For ECCLESIASTICAL purposes the parish is within the bounds of the presbytery of Glasgow, synod of Glasgow and Ayr. The minister's stipend is under £230, and John Elphinstone Fleming, Esq., is patron: there is a manse, built in 1827, with a glebe valued at £17. 10. per annum. Cumbernauld church is situated in the village, in the centre of the parish, and is an old, inconvenient, and uncomfortable building; it contains 650 sittings. There are also places of worship for members of the Free Church and the United Presbyterian Synod. A parochial school is held, the master of which has a salary of £25, with house and garden, and £26 fees. The village has a good subscription library, consisting of 1200 volumes; a savings' bank, established in 1815; and a society of masons. The late Viscount Keith bequeathed £90, the interest to be divided among the poor on the 1st of January. The chief relic of antiquity is Graham's Dyke, part of which runs through the parish. Traces of an old Roman road may be seen in the moss of Fannyside; and in the vicinity of Cumbernauld House is an elevation called the Towe Hill, where in ancient times the feudal baron held his court. In the formation of the Forth and Clyde canal, which runs through the bog of Dullatur, many warlike instruments were found, with the bodies of men, among which was a trooper, completely armed, and sitting upright on horseback, exactly in the position in which he had perished. He is thought to have belonged to Baillie's army, when that general fought the Marquess of Montrose, 15th of August, 1645; and in his flight is supposed to have ridden accidentally into the bog.
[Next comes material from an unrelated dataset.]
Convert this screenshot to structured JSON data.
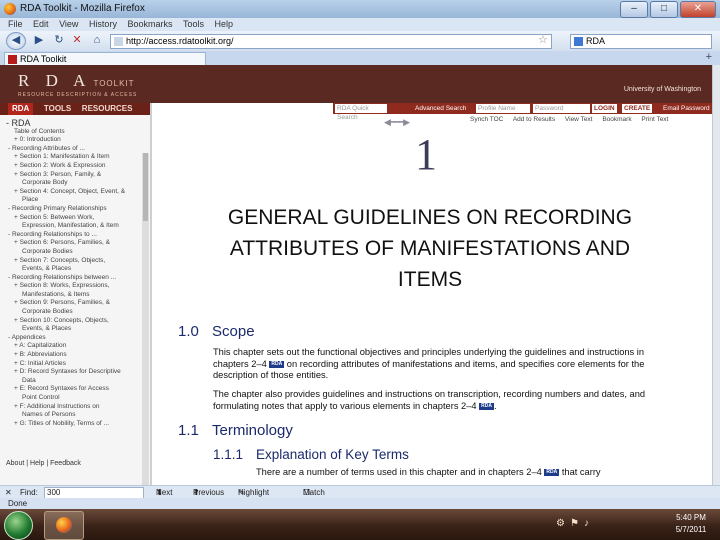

Transcribed from A Topographical Dictionary of Scotland, 1851 by Samuel Lewis